Kingston boutique UNDR for Men gets comfortable with digital
Kingston’s UNDR for Men isn’t used to the quiet. Underwear stores ask a certain level of energy, or rather, this one does.
During Pride it fills up with patrons and Father’s day and holidays draw unique clientele. But all those would-be celebrations have passed quietly, and it feels weird, says Cindy Baker.
Baker’s been running the store since shopowner Katherine McRae moved overseas with her husband, who’d taken up a two-year military post. “In my contract, we didn't plan for a pandemic,” says Baker. She’s being facetious, of course, no one could’ve. But it’s definitely hurt the business. “Pride is always huge for us… like all the businesses downtown missing the promenades and the buskers and Pride, that's sort of the bread and butter for the year besides Christmas.”
McRae opened the boutique in 2015, which goes beyond just underwear to include a curated selection of socks, beard/shave/skincare, sleepwear, loungewear and swimwear – many of which are Canadian brands. Since then, UNDR for Men has grown its demographic.
“This is the most fun environment,” says Baker adding that it’s the clientele that makes it that way. “Young dads are coming in, families are coming in, grandmas are coming in, military guys… the LGBTQ community is great for us, a lot of travelling businessmen come in – for some reason they always forget their underwear when they travel, I don't know why that is, but I'm starting to think it's because they know we're here.”
But the shift in foot traffic over the past few months has prompted McRae and Baker to focus on emulating that experience online. “When customers are in the store, after just a few minutes of talking to any of our staff, they realize, oh, I can bring up that weird and uncomfortable question and it doesn’t bother us,” says Baker. “To (us), it's a question we've heard or a topic that we've talked about ten times the same day (and now) we're just really trying to get that vibe and that comfort level and that experience online.”
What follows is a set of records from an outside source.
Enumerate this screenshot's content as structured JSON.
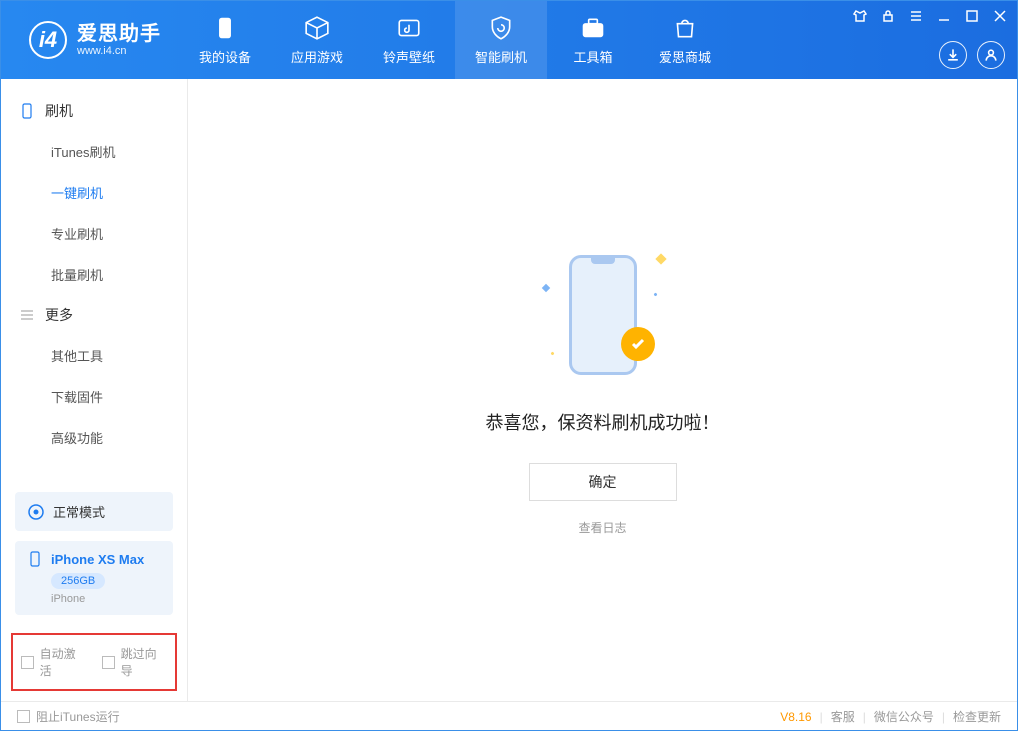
{
  "app": {
    "title": "爱思助手",
    "subtitle": "www.i4.cn"
  },
  "nav": {
    "items": [
      {
        "label": "我的设备"
      },
      {
        "label": "应用游戏"
      },
      {
        "label": "铃声壁纸"
      },
      {
        "label": "智能刷机"
      },
      {
        "label": "工具箱"
      },
      {
        "label": "爱思商城"
      }
    ]
  },
  "sidebar": {
    "group1": {
      "title": "刷机"
    },
    "flash_items": [
      {
        "label": "iTunes刷机"
      },
      {
        "label": "一键刷机"
      },
      {
        "label": "专业刷机"
      },
      {
        "label": "批量刷机"
      }
    ],
    "group2": {
      "title": "更多"
    },
    "more_items": [
      {
        "label": "其他工具"
      },
      {
        "label": "下载固件"
      },
      {
        "label": "高级功能"
      }
    ],
    "mode": "正常模式",
    "device": {
      "name": "iPhone XS Max",
      "storage": "256GB",
      "type": "iPhone"
    },
    "options": {
      "auto_activate": "自动激活",
      "skip_guide": "跳过向导"
    }
  },
  "main": {
    "success_text": "恭喜您，保资料刷机成功啦！",
    "ok_button": "确定",
    "view_log": "查看日志"
  },
  "footer": {
    "block_itunes": "阻止iTunes运行",
    "version": "V8.16",
    "links": {
      "service": "客服",
      "wechat": "微信公众号",
      "update": "检查更新"
    }
  }
}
It’s a process they began before the pandemic when they heard about Digital Main Street, a program that combines grants and one-to-one support from the Province of Ontario and the Ontario BIA Association to help main street businesses strengthen their online capabilities. But it was accelerated by COVID-19.
Baker says they were fortunate in that they were able to build a foundation around digital presence before the pandemic. “Kathy and I are, I guess, of the age group where we're a bit challenged in the social media and some of the website stuff,” she says. “But just the process of applying all those webinars… there is tons of good information in there and a lot of it was applicable to us.”
Since enrolling in the program and receiving the $2,500 Digital Transformation Grant, Baker says the shop’s website has drastically improved. They’ve seen an obvious uptick in sales as a result of the pandemic but they’re also seeing improved engagement.
Baker says they’re trying to keep that connection with customers by generating fresh content like blogs and social media posts. “Whether it's the pandemic or not, it’s brought a lot more people to our website so now I feel that they know we're there,” she says. “We're really trying with our group social media and our blogs now and the emails to give more of a similar in-store experience.”
Written by Andrew Seale
Digital Main Street was created by the Toronto Association of Business Improvement Areas (TABIA) with direct support from the City of Toronto. DMS is also supported by a group of strategic business partners, including Google, Mastercard, Shopify, Microsoft, Facebook, Intuit QuickBooks, Square, Yellow Pages and Lightspeed.
This case study was completed during a prior expansion of DMS in partnership with the Province of Ontario and Ministry of Agriculture, Food and Rural Affairs.
In June 2020, a $42.5-million investment from FedDev Ontario and an additional $7.45 million from the Government of Ontario brought together the Toronto Association of Business Improvement Areas, Communitech, Invest Ottawa and the Ontario Business Improvement Area Association to expand the Digital Main Street Platform in order to support more businesses going digital as a response to the impacts of COVID-19.